* _Instructions for the task_
Your copy of the entries must be exact, and it must not include the pictures.

(Data about app and page elements)
- - -

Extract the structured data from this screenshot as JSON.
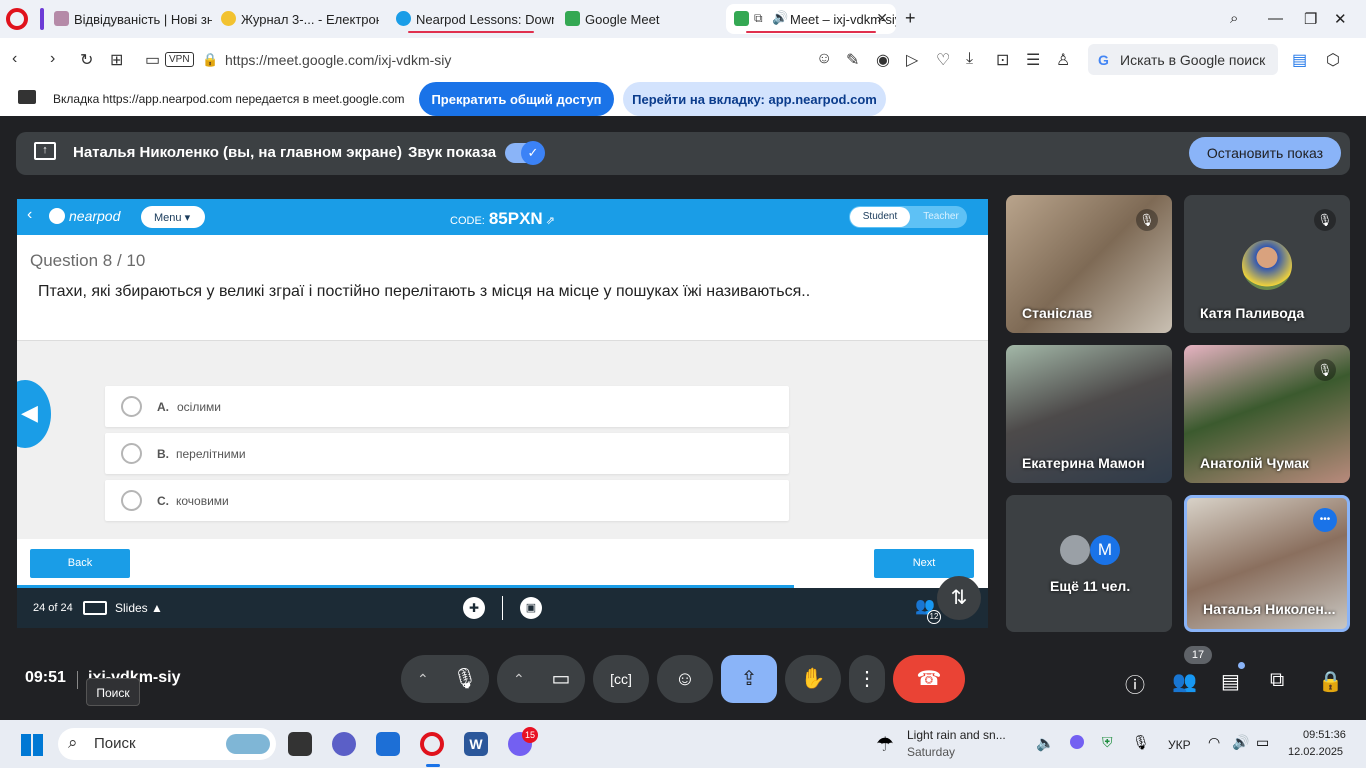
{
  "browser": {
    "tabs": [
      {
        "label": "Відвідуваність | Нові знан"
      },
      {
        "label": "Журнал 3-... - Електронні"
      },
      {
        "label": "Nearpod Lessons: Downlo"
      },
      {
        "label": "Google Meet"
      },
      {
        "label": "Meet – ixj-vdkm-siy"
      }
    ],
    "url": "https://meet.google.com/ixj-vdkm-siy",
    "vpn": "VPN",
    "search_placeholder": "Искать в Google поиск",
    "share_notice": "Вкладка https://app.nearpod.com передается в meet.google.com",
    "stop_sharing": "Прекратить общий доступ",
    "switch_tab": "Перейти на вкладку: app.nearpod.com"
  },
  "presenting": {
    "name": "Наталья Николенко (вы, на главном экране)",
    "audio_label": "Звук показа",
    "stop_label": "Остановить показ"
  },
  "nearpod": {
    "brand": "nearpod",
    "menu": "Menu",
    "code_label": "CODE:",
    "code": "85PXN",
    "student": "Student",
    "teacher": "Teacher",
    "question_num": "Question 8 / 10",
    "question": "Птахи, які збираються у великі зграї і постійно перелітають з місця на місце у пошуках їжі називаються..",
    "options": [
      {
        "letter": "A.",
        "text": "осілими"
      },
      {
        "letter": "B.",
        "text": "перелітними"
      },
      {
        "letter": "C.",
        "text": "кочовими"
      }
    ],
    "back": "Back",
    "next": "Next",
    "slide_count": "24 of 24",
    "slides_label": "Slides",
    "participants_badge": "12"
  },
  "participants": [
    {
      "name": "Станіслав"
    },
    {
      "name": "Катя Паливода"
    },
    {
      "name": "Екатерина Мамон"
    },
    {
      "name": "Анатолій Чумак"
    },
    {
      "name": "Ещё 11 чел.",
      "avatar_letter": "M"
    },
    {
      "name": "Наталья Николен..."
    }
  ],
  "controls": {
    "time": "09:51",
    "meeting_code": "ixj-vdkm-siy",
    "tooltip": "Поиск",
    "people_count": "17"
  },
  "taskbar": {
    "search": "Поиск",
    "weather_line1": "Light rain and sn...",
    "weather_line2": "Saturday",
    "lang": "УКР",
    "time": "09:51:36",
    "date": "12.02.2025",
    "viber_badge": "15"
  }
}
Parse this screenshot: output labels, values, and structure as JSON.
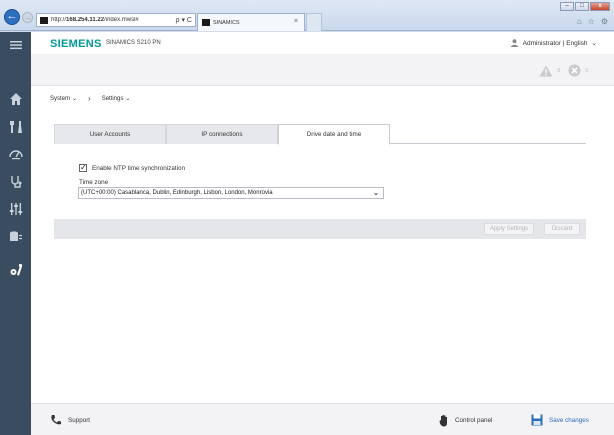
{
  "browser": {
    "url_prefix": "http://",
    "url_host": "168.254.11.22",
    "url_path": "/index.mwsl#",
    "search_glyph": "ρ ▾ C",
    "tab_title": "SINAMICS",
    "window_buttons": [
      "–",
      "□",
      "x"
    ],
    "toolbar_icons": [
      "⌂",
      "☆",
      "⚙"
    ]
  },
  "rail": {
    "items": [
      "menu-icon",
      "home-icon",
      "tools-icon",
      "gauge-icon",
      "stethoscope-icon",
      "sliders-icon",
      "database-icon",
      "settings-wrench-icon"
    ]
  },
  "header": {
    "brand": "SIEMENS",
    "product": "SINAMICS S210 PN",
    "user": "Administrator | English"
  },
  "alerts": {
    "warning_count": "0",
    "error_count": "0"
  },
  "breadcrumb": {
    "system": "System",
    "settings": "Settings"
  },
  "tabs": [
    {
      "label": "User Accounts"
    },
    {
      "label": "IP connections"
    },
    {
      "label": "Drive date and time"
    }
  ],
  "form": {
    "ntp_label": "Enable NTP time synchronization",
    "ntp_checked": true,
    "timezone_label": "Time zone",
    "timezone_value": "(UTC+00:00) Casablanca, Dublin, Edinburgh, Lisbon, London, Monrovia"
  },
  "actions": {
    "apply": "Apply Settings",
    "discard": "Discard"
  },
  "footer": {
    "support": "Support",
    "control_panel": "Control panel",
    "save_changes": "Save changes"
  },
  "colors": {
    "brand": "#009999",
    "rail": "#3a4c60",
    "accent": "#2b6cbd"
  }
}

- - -

* _Answer to the exercise_
Extract the structured data from this screenshot as JSON.
{
  "browser": {
    "tabs": [
      {
        "label": "Відвідуваність | Нові знан"
      },
      {
        "label": "Журнал 3-... - Електронні"
      },
      {
        "label": "Nearpod Lessons: Downlo"
      },
      {
        "label": "Google Meet"
      },
      {
        "label": "Meet – ixj-vdkm-siy"
      }
    ],
    "url": "https://meet.google.com/ixj-vdkm-siy",
    "vpn": "VPN",
    "search_placeholder": "Искать в Google поиск",
    "share_notice": "Вкладка https://app.nearpod.com передается в meet.google.com",
    "stop_sharing": "Прекратить общий доступ",
    "switch_tab": "Перейти на вкладку: app.nearpod.com"
  },
  "presenting": {
    "name": "Наталья Николенко (вы, на главном экране)",
    "audio_label": "Звук показа",
    "stop_label": "Остановить показ"
  },
  "nearpod": {
    "brand": "nearpod",
    "menu": "Menu",
    "code_label": "CODE:",
    "code": "85PXN",
    "student": "Student",
    "teacher": "Teacher",
    "question_num": "Question 8 / 10",
    "question": "Птахи, які збираються у великі зграї і постійно перелітають з місця на місце у пошуках їжі називаються..",
    "options": [
      {
        "letter": "A.",
        "text": "осілими"
      },
      {
        "letter": "B.",
        "text": "перелітними"
      },
      {
        "letter": "C.",
        "text": "кочовими"
      }
    ],
    "back": "Back",
    "next": "Next",
    "slide_count": "24 of 24",
    "slides_label": "Slides",
    "participants_badge": "12"
  },
  "participants": [
    {
      "name": "Станіслав"
    },
    {
      "name": "Катя Паливода"
    },
    {
      "name": "Екатерина Мамон"
    },
    {
      "name": "Анатолій Чумак"
    },
    {
      "name": "Ещё 11 чел.",
      "avatar_letter": "M"
    },
    {
      "name": "Наталья Николен..."
    }
  ],
  "controls": {
    "time": "09:51",
    "meeting_code": "ixj-vdkm-siy",
    "tooltip": "Поиск",
    "people_count": "17"
  },
  "taskbar": {
    "search": "Поиск",
    "weather_line1": "Light rain and sn...",
    "weather_line2": "Saturday",
    "lang": "УКР",
    "time": "09:51:36",
    "date": "12.02.2025",
    "viber_badge": "15"
  }
}
Parse this screenshot: output labels, values, and structure as JSON.
{
  "browser": {
    "url_prefix": "http://",
    "url_host": "168.254.11.22",
    "url_path": "/index.mwsl#",
    "search_glyph": "ρ ▾ C",
    "tab_title": "SINAMICS",
    "window_buttons": [
      "–",
      "□",
      "x"
    ],
    "toolbar_icons": [
      "⌂",
      "☆",
      "⚙"
    ]
  },
  "rail": {
    "items": [
      "menu-icon",
      "home-icon",
      "tools-icon",
      "gauge-icon",
      "stethoscope-icon",
      "sliders-icon",
      "database-icon",
      "settings-wrench-icon"
    ]
  },
  "header": {
    "brand": "SIEMENS",
    "product": "SINAMICS S210 PN",
    "user": "Administrator | English"
  },
  "alerts": {
    "warning_count": "0",
    "error_count": "0"
  },
  "breadcrumb": {
    "system": "System",
    "settings": "Settings"
  },
  "tabs": [
    {
      "label": "User Accounts"
    },
    {
      "label": "IP connections"
    },
    {
      "label": "Drive date and time"
    }
  ],
  "form": {
    "ntp_label": "Enable NTP time synchronization",
    "ntp_checked": true,
    "timezone_label": "Time zone",
    "timezone_value": "(UTC+00:00) Casablanca, Dublin, Edinburgh, Lisbon, London, Monrovia"
  },
  "actions": {
    "apply": "Apply Settings",
    "discard": "Discard"
  },
  "footer": {
    "support": "Support",
    "control_panel": "Control panel",
    "save_changes": "Save changes"
  },
  "colors": {
    "brand": "#009999",
    "rail": "#3a4c60",
    "accent": "#2b6cbd"
  }
}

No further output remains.